Advocates for assisted suicide like comedian Andrew Denton are quick to play the bigot and reject all opposing views as irrelevant because the opponent happens to be religious. This article by atheist and progressive ("liberal" in the UK) Kevin Yuill gives the lie to this dismissive bigotry. Assisted suicide laws should be opposed by any thoughtful person who reflects on the evidence and arguments.
Every two years the Belgium Federal Commission on the Control and Evaluation of Euthanasia presents a report detailing statistics and developments in the practice of euthanasia in Belgium.
The report is currently only available in French and Dutch. However, with the help of Google translate the following information from 2016 and 2017 has been extracted.

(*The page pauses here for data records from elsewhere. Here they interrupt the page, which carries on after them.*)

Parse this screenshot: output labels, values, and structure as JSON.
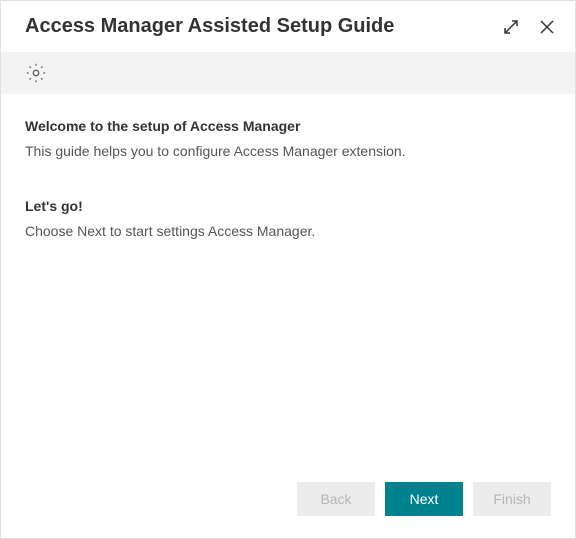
{
  "titlebar": {
    "title": "Access Manager Assisted Setup Guide"
  },
  "content": {
    "sections": [
      {
        "heading": "Welcome to the setup of Access Manager",
        "body": "This guide helps you to configure Access Manager extension."
      },
      {
        "heading": "Let's go!",
        "body": "Choose Next to start settings Access Manager."
      }
    ]
  },
  "footer": {
    "back_label": "Back",
    "next_label": "Next",
    "finish_label": "Finish"
  }
}
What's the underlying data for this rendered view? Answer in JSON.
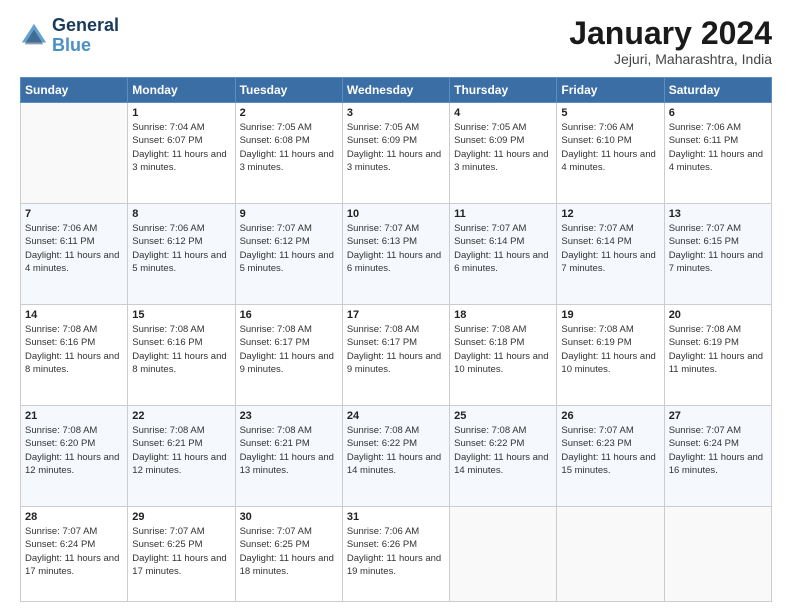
{
  "logo": {
    "line1": "General",
    "line2": "Blue"
  },
  "title": "January 2024",
  "subtitle": "Jejuri, Maharashtra, India",
  "weekdays": [
    "Sunday",
    "Monday",
    "Tuesday",
    "Wednesday",
    "Thursday",
    "Friday",
    "Saturday"
  ],
  "weeks": [
    [
      {
        "day": "",
        "sunrise": "",
        "sunset": "",
        "daylight": ""
      },
      {
        "day": "1",
        "sunrise": "Sunrise: 7:04 AM",
        "sunset": "Sunset: 6:07 PM",
        "daylight": "Daylight: 11 hours and 3 minutes."
      },
      {
        "day": "2",
        "sunrise": "Sunrise: 7:05 AM",
        "sunset": "Sunset: 6:08 PM",
        "daylight": "Daylight: 11 hours and 3 minutes."
      },
      {
        "day": "3",
        "sunrise": "Sunrise: 7:05 AM",
        "sunset": "Sunset: 6:09 PM",
        "daylight": "Daylight: 11 hours and 3 minutes."
      },
      {
        "day": "4",
        "sunrise": "Sunrise: 7:05 AM",
        "sunset": "Sunset: 6:09 PM",
        "daylight": "Daylight: 11 hours and 3 minutes."
      },
      {
        "day": "5",
        "sunrise": "Sunrise: 7:06 AM",
        "sunset": "Sunset: 6:10 PM",
        "daylight": "Daylight: 11 hours and 4 minutes."
      },
      {
        "day": "6",
        "sunrise": "Sunrise: 7:06 AM",
        "sunset": "Sunset: 6:11 PM",
        "daylight": "Daylight: 11 hours and 4 minutes."
      }
    ],
    [
      {
        "day": "7",
        "sunrise": "Sunrise: 7:06 AM",
        "sunset": "Sunset: 6:11 PM",
        "daylight": "Daylight: 11 hours and 4 minutes."
      },
      {
        "day": "8",
        "sunrise": "Sunrise: 7:06 AM",
        "sunset": "Sunset: 6:12 PM",
        "daylight": "Daylight: 11 hours and 5 minutes."
      },
      {
        "day": "9",
        "sunrise": "Sunrise: 7:07 AM",
        "sunset": "Sunset: 6:12 PM",
        "daylight": "Daylight: 11 hours and 5 minutes."
      },
      {
        "day": "10",
        "sunrise": "Sunrise: 7:07 AM",
        "sunset": "Sunset: 6:13 PM",
        "daylight": "Daylight: 11 hours and 6 minutes."
      },
      {
        "day": "11",
        "sunrise": "Sunrise: 7:07 AM",
        "sunset": "Sunset: 6:14 PM",
        "daylight": "Daylight: 11 hours and 6 minutes."
      },
      {
        "day": "12",
        "sunrise": "Sunrise: 7:07 AM",
        "sunset": "Sunset: 6:14 PM",
        "daylight": "Daylight: 11 hours and 7 minutes."
      },
      {
        "day": "13",
        "sunrise": "Sunrise: 7:07 AM",
        "sunset": "Sunset: 6:15 PM",
        "daylight": "Daylight: 11 hours and 7 minutes."
      }
    ],
    [
      {
        "day": "14",
        "sunrise": "Sunrise: 7:08 AM",
        "sunset": "Sunset: 6:16 PM",
        "daylight": "Daylight: 11 hours and 8 minutes."
      },
      {
        "day": "15",
        "sunrise": "Sunrise: 7:08 AM",
        "sunset": "Sunset: 6:16 PM",
        "daylight": "Daylight: 11 hours and 8 minutes."
      },
      {
        "day": "16",
        "sunrise": "Sunrise: 7:08 AM",
        "sunset": "Sunset: 6:17 PM",
        "daylight": "Daylight: 11 hours and 9 minutes."
      },
      {
        "day": "17",
        "sunrise": "Sunrise: 7:08 AM",
        "sunset": "Sunset: 6:17 PM",
        "daylight": "Daylight: 11 hours and 9 minutes."
      },
      {
        "day": "18",
        "sunrise": "Sunrise: 7:08 AM",
        "sunset": "Sunset: 6:18 PM",
        "daylight": "Daylight: 11 hours and 10 minutes."
      },
      {
        "day": "19",
        "sunrise": "Sunrise: 7:08 AM",
        "sunset": "Sunset: 6:19 PM",
        "daylight": "Daylight: 11 hours and 10 minutes."
      },
      {
        "day": "20",
        "sunrise": "Sunrise: 7:08 AM",
        "sunset": "Sunset: 6:19 PM",
        "daylight": "Daylight: 11 hours and 11 minutes."
      }
    ],
    [
      {
        "day": "21",
        "sunrise": "Sunrise: 7:08 AM",
        "sunset": "Sunset: 6:20 PM",
        "daylight": "Daylight: 11 hours and 12 minutes."
      },
      {
        "day": "22",
        "sunrise": "Sunrise: 7:08 AM",
        "sunset": "Sunset: 6:21 PM",
        "daylight": "Daylight: 11 hours and 12 minutes."
      },
      {
        "day": "23",
        "sunrise": "Sunrise: 7:08 AM",
        "sunset": "Sunset: 6:21 PM",
        "daylight": "Daylight: 11 hours and 13 minutes."
      },
      {
        "day": "24",
        "sunrise": "Sunrise: 7:08 AM",
        "sunset": "Sunset: 6:22 PM",
        "daylight": "Daylight: 11 hours and 14 minutes."
      },
      {
        "day": "25",
        "sunrise": "Sunrise: 7:08 AM",
        "sunset": "Sunset: 6:22 PM",
        "daylight": "Daylight: 11 hours and 14 minutes."
      },
      {
        "day": "26",
        "sunrise": "Sunrise: 7:07 AM",
        "sunset": "Sunset: 6:23 PM",
        "daylight": "Daylight: 11 hours and 15 minutes."
      },
      {
        "day": "27",
        "sunrise": "Sunrise: 7:07 AM",
        "sunset": "Sunset: 6:24 PM",
        "daylight": "Daylight: 11 hours and 16 minutes."
      }
    ],
    [
      {
        "day": "28",
        "sunrise": "Sunrise: 7:07 AM",
        "sunset": "Sunset: 6:24 PM",
        "daylight": "Daylight: 11 hours and 17 minutes."
      },
      {
        "day": "29",
        "sunrise": "Sunrise: 7:07 AM",
        "sunset": "Sunset: 6:25 PM",
        "daylight": "Daylight: 11 hours and 17 minutes."
      },
      {
        "day": "30",
        "sunrise": "Sunrise: 7:07 AM",
        "sunset": "Sunset: 6:25 PM",
        "daylight": "Daylight: 11 hours and 18 minutes."
      },
      {
        "day": "31",
        "sunrise": "Sunrise: 7:06 AM",
        "sunset": "Sunset: 6:26 PM",
        "daylight": "Daylight: 11 hours and 19 minutes."
      },
      {
        "day": "",
        "sunrise": "",
        "sunset": "",
        "daylight": ""
      },
      {
        "day": "",
        "sunrise": "",
        "sunset": "",
        "daylight": ""
      },
      {
        "day": "",
        "sunrise": "",
        "sunset": "",
        "daylight": ""
      }
    ]
  ]
}
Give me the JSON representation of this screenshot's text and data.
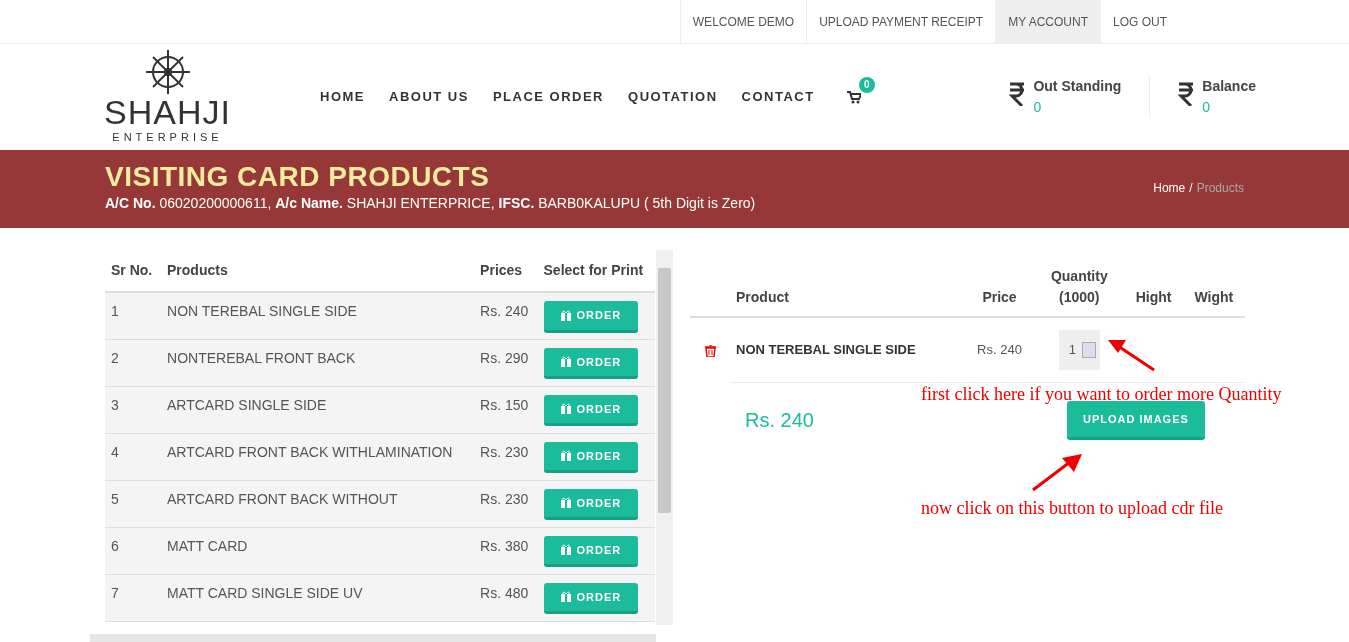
{
  "top_links": [
    {
      "label": "WELCOME DEMO",
      "selected": false
    },
    {
      "label": "UPLOAD PAYMENT RECEIPT",
      "selected": false
    },
    {
      "label": "MY ACCOUNT",
      "selected": true
    },
    {
      "label": "LOG OUT",
      "selected": false
    }
  ],
  "logo": {
    "name": "SHAHJI",
    "tagline": "ENTERPRISE"
  },
  "nav": [
    "HOME",
    "ABOUT US",
    "PLACE ORDER",
    "QUOTATION",
    "CONTACT"
  ],
  "cart_count": "0",
  "stats": [
    {
      "label": "Out Standing",
      "value": "0"
    },
    {
      "label": "Balance",
      "value": "0"
    }
  ],
  "banner": {
    "title": "VISITING CARD PRODUCTS",
    "account_line": "**A/C No.** 06020200000611, **A/c Name.** SHAHJI ENTERPRICE, **IFSC.** BARB0KALUPU ( 5th Digit is Zero)",
    "breadcrumb": [
      {
        "label": "Home",
        "selected": false
      },
      {
        "label": "Products",
        "selected": true
      }
    ],
    "breadcrumb_separator": "/"
  },
  "products": {
    "columns": [
      "Sr No.",
      "Products",
      "Prices",
      "Select for Print"
    ],
    "rows": [
      {
        "cells": [
          "1",
          "NON TEREBAL SINGLE SIDE",
          "Rs. 240"
        ],
        "button": "ORDER"
      },
      {
        "cells": [
          "2",
          "NONTEREBAL FRONT BACK",
          "Rs. 290"
        ],
        "button": "ORDER"
      },
      {
        "cells": [
          "3",
          "ARTCARD SINGLE SIDE",
          "Rs. 150"
        ],
        "button": "ORDER"
      },
      {
        "cells": [
          "4",
          "ARTCARD FRONT BACK WITHLAMINATION",
          "Rs. 230"
        ],
        "button": "ORDER"
      },
      {
        "cells": [
          "5",
          "ARTCARD FRONT BACK WITHOUT",
          "Rs. 230"
        ],
        "button": "ORDER"
      },
      {
        "cells": [
          "6",
          "MATT CARD",
          "Rs. 380"
        ],
        "button": "ORDER"
      },
      {
        "cells": [
          "7",
          "MATT CARD SINGLE SIDE UV",
          "Rs. 480"
        ],
        "button": "ORDER"
      }
    ]
  },
  "cart": {
    "columns": [
      "Product",
      "Price",
      "Quantity (1000)",
      "Hight",
      "Wight"
    ],
    "rows": [
      {
        "product": "NON TEREBAL SINGLE SIDE",
        "price": "Rs. 240",
        "quantity": "1"
      }
    ],
    "total": "Rs. 240",
    "upload_button": "UPLOAD IMAGES"
  },
  "annotations": [
    "first click here if you want to order more Quantity",
    "now click on this button to upload cdr file"
  ]
}
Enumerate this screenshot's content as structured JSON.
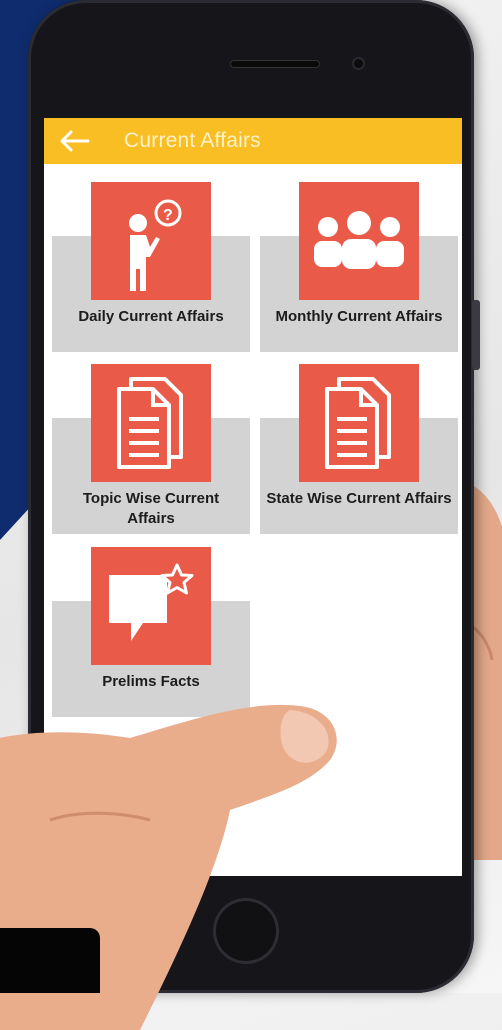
{
  "app": {
    "title": "Current Affairs"
  },
  "colors": {
    "appbar": "#f8be24",
    "tile_icon_bg": "#ea5a48",
    "tile_card_bg": "#d3d3d3",
    "navy_background": "#0f2c6e"
  },
  "tiles": [
    {
      "label": "Daily Current Affairs",
      "icon": "thinking-person-icon"
    },
    {
      "label": "Monthly Current Affairs",
      "icon": "group-people-icon"
    },
    {
      "label": "Topic Wise Current Affairs",
      "icon": "documents-icon"
    },
    {
      "label": "State Wise Current Affairs",
      "icon": "documents-icon"
    },
    {
      "label": "Prelims Facts",
      "icon": "speech-bubble-star-icon"
    }
  ]
}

Overall the impression is that euthanasia practice in Belgium continues on the path of normalising euthanasia as the go-to response to an ever increasing range of circumstances including children with disabilities, uncompleted suicides and victims of child abuse.
At 7.03 pm on Wednesday 15 August the Senate rejected the Leyonhjelm Assisted Suicide Bill by 36-34 votes, which would have paved the way for assisted suicide to be legalised in the Australian Capital Territory (ACT) and the Northern Territory (NT).
With Senators from all parties having a conscience vote on the Bill – a clear sign that it was essentially about assisted suicide rather than territories rights – the outcome of the vote was difficult to predict, with several Senators changing their position as the vote drew closer.
As the Senate commences debating the Leyonhjelm Assisted Suicide Bill, it should heed the wise words of Professor Margaret Somerville who point out that the international experience demonstrated that euthanasia was being used as a cheaper alternative to psychiatric and palliative care and that it would be a social tragedy if we allow assisted suicide legislation to pass.
John Anderson, who was Deputy Prime Minister of Australia from 1999-2005, and is widely respected from all sides of politics for his integrity and thoughtfulness, has urged the Senate not to endorse the proposal by Senator David Leyonhjelm to allow the territories to make laws for the state approved and facilitated suicide of those who find life "unsatisfactory".
Anderson warns that "Paving the way for the territories to legalise euthanasia and assisted suicide sends the message that government-sanctioned death is a legitimate way to address" problems such as a lack of access to best practice health services in remote communities. "We open this door at the peril of all future generations as we move one step closer to a heartless and expedient society where everything is expendable, including the lives of all those whom we, others, or even the state deem “unsatisfactory”.
The Senate should heed this wise warning from John Anderson and reject Leyonhjelm's heartless Assisted Suicide Bill.
Paul Kelly, writing in the Australian in October 2016, observed that "The argument against euthanasia has endured for many years: it leads, on balance, to a less compassionate society that creates a new series of moral and practical hazards for itself. It is a disproportionate response to the real problem of patient pain that needs more care and money. It is because a society that legalises killing has to change fundamentally in terms of the ethics of its doctors, its medical ethos, its family relationships and its principles of human life."
This profound observation by Mr Kelly should be attended to carefully by Senators as they debate and vote on the Leyonhjelm Assisted Suicide Bill next week.